_EXERCISE OBJECTIVE_. What the response needs is every record, repeated verbatim, and no images.

☆ ☆ ☆

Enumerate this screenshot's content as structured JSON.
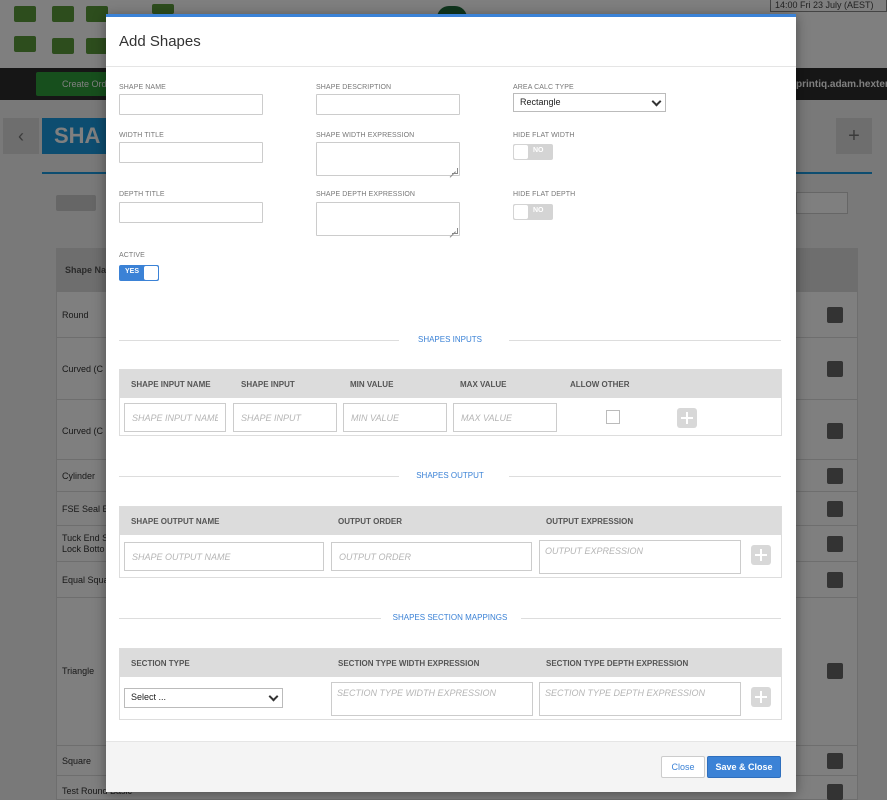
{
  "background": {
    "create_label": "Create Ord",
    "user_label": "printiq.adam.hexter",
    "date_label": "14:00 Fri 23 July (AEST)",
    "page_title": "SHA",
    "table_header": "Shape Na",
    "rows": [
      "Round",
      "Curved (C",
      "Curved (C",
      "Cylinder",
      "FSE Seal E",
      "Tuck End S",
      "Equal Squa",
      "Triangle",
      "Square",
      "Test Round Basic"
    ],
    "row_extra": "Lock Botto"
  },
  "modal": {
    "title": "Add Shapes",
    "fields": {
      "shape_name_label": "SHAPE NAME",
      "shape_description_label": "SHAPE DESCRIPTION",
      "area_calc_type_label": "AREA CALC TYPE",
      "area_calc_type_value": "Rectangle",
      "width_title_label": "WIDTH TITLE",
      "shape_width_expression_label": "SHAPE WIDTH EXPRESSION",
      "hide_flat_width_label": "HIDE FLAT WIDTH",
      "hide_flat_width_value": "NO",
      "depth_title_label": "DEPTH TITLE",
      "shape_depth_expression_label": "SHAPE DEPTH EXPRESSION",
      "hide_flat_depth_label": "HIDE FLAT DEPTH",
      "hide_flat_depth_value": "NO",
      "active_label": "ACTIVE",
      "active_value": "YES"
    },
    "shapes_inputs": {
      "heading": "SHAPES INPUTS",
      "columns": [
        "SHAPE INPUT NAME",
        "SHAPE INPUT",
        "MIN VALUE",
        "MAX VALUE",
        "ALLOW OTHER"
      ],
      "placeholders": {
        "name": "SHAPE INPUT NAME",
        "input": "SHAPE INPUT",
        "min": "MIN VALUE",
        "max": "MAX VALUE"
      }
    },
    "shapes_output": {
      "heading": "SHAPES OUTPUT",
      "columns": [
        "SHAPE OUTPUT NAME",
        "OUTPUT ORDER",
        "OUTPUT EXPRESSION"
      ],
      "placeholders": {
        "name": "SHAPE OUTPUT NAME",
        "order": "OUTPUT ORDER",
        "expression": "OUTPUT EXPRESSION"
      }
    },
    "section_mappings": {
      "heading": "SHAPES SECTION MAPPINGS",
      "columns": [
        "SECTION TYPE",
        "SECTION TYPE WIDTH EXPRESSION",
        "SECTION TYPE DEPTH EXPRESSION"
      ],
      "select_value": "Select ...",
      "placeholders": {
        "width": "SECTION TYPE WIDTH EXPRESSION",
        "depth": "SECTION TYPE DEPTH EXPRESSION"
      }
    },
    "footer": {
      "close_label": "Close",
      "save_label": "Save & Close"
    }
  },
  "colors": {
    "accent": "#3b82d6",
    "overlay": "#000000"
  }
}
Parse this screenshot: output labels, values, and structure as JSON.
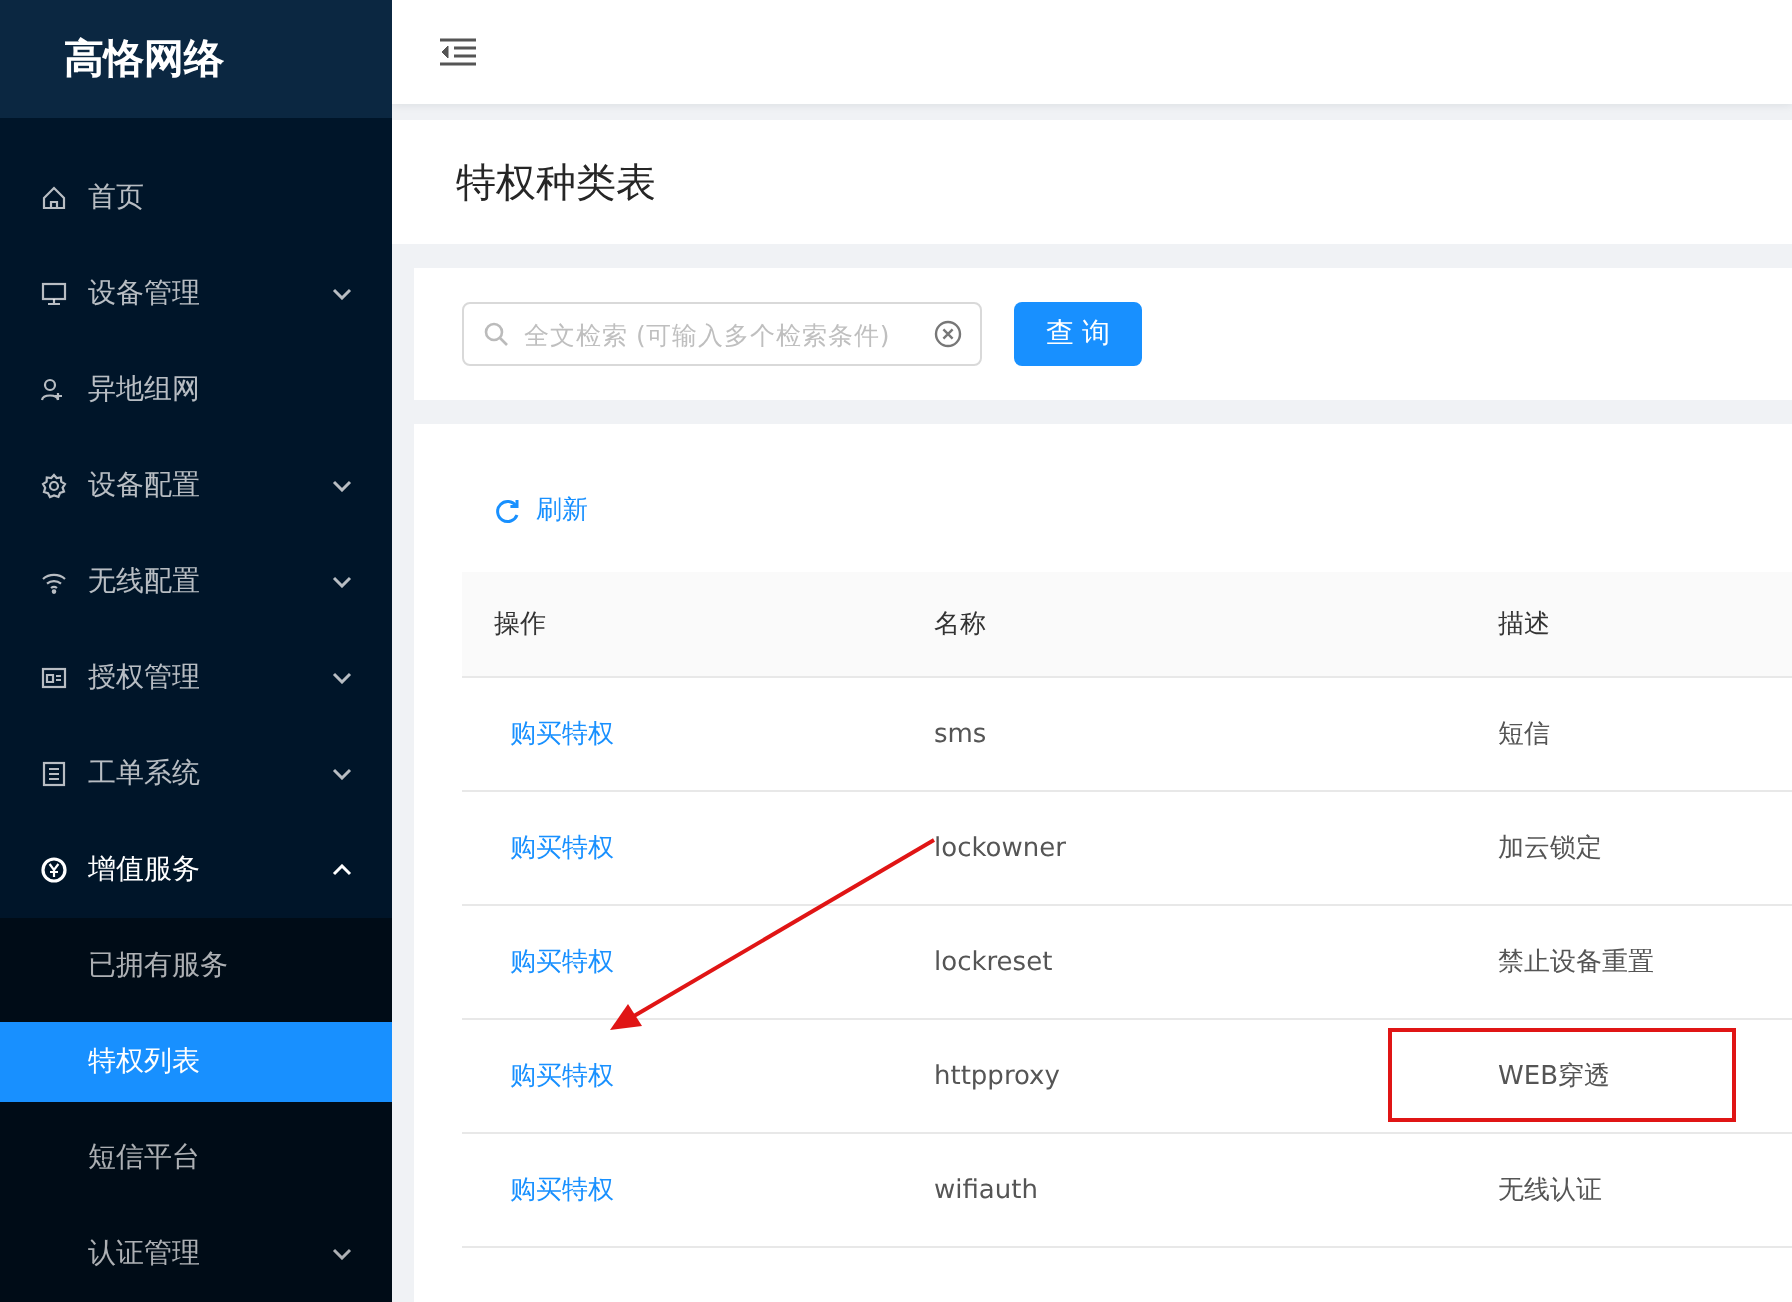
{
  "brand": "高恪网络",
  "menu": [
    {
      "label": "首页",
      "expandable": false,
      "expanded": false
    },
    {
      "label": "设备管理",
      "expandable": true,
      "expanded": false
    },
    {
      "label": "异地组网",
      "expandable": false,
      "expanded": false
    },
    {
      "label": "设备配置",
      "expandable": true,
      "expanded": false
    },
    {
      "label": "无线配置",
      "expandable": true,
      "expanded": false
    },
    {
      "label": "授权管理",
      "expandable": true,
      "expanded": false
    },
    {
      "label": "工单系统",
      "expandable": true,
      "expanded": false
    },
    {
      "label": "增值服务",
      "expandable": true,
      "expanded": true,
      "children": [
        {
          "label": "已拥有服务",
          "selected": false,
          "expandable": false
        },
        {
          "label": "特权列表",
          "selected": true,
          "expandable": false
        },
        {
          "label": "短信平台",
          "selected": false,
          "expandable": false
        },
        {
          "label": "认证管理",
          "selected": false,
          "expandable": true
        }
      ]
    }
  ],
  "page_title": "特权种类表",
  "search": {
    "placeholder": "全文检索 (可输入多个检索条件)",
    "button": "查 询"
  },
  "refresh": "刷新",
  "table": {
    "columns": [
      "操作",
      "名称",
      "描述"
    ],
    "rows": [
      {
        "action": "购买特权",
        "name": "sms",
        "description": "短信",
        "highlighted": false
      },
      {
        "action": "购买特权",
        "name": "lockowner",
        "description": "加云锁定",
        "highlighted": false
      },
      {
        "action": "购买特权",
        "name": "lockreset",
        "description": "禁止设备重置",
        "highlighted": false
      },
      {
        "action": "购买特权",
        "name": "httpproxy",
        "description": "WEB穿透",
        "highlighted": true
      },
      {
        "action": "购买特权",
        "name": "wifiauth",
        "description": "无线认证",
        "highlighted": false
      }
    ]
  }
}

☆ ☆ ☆

_PROBLEM SOLUTION_.
Enumerate this screenshot's content as structured JSON.
{
  "background": {
    "create_label": "Create Ord",
    "user_label": "printiq.adam.hexter",
    "date_label": "14:00 Fri 23 July (AEST)",
    "page_title": "SHA",
    "table_header": "Shape Na",
    "rows": [
      "Round",
      "Curved (C",
      "Curved (C",
      "Cylinder",
      "FSE Seal E",
      "Tuck End S",
      "Equal Squa",
      "Triangle",
      "Square",
      "Test Round Basic"
    ],
    "row_extra": "Lock Botto"
  },
  "modal": {
    "title": "Add Shapes",
    "fields": {
      "shape_name_label": "SHAPE NAME",
      "shape_description_label": "SHAPE DESCRIPTION",
      "area_calc_type_label": "AREA CALC TYPE",
      "area_calc_type_value": "Rectangle",
      "width_title_label": "WIDTH TITLE",
      "shape_width_expression_label": "SHAPE WIDTH EXPRESSION",
      "hide_flat_width_label": "HIDE FLAT WIDTH",
      "hide_flat_width_value": "NO",
      "depth_title_label": "DEPTH TITLE",
      "shape_depth_expression_label": "SHAPE DEPTH EXPRESSION",
      "hide_flat_depth_label": "HIDE FLAT DEPTH",
      "hide_flat_depth_value": "NO",
      "active_label": "ACTIVE",
      "active_value": "YES"
    },
    "shapes_inputs": {
      "heading": "SHAPES INPUTS",
      "columns": [
        "SHAPE INPUT NAME",
        "SHAPE INPUT",
        "MIN VALUE",
        "MAX VALUE",
        "ALLOW OTHER"
      ],
      "placeholders": {
        "name": "SHAPE INPUT NAME",
        "input": "SHAPE INPUT",
        "min": "MIN VALUE",
        "max": "MAX VALUE"
      }
    },
    "shapes_output": {
      "heading": "SHAPES OUTPUT",
      "columns": [
        "SHAPE OUTPUT NAME",
        "OUTPUT ORDER",
        "OUTPUT EXPRESSION"
      ],
      "placeholders": {
        "name": "SHAPE OUTPUT NAME",
        "order": "OUTPUT ORDER",
        "expression": "OUTPUT EXPRESSION"
      }
    },
    "section_mappings": {
      "heading": "SHAPES SECTION MAPPINGS",
      "columns": [
        "SECTION TYPE",
        "SECTION TYPE WIDTH EXPRESSION",
        "SECTION TYPE DEPTH EXPRESSION"
      ],
      "select_value": "Select ...",
      "placeholders": {
        "width": "SECTION TYPE WIDTH EXPRESSION",
        "depth": "SECTION TYPE DEPTH EXPRESSION"
      }
    },
    "footer": {
      "close_label": "Close",
      "save_label": "Save & Close"
    }
  },
  "colors": {
    "accent": "#3b82d6",
    "overlay": "#000000"
  }
}
Parse this screenshot: output labels, values, and structure as JSON.
{
  "brand": "高恪网络",
  "menu": [
    {
      "label": "首页",
      "expandable": false,
      "expanded": false
    },
    {
      "label": "设备管理",
      "expandable": true,
      "expanded": false
    },
    {
      "label": "异地组网",
      "expandable": false,
      "expanded": false
    },
    {
      "label": "设备配置",
      "expandable": true,
      "expanded": false
    },
    {
      "label": "无线配置",
      "expandable": true,
      "expanded": false
    },
    {
      "label": "授权管理",
      "expandable": true,
      "expanded": false
    },
    {
      "label": "工单系统",
      "expandable": true,
      "expanded": false
    },
    {
      "label": "增值服务",
      "expandable": true,
      "expanded": true,
      "children": [
        {
          "label": "已拥有服务",
          "selected": false,
          "expandable": false
        },
        {
          "label": "特权列表",
          "selected": true,
          "expandable": false
        },
        {
          "label": "短信平台",
          "selected": false,
          "expandable": false
        },
        {
          "label": "认证管理",
          "selected": false,
          "expandable": true
        }
      ]
    }
  ],
  "page_title": "特权种类表",
  "search": {
    "placeholder": "全文检索 (可输入多个检索条件)",
    "button": "查 询"
  },
  "refresh": "刷新",
  "table": {
    "columns": [
      "操作",
      "名称",
      "描述"
    ],
    "rows": [
      {
        "action": "购买特权",
        "name": "sms",
        "description": "短信",
        "highlighted": false
      },
      {
        "action": "购买特权",
        "name": "lockowner",
        "description": "加云锁定",
        "highlighted": false
      },
      {
        "action": "购买特权",
        "name": "lockreset",
        "description": "禁止设备重置",
        "highlighted": false
      },
      {
        "action": "购买特权",
        "name": "httpproxy",
        "description": "WEB穿透",
        "highlighted": true
      },
      {
        "action": "购买特权",
        "name": "wifiauth",
        "description": "无线认证",
        "highlighted": false
      }
    ]
  }
}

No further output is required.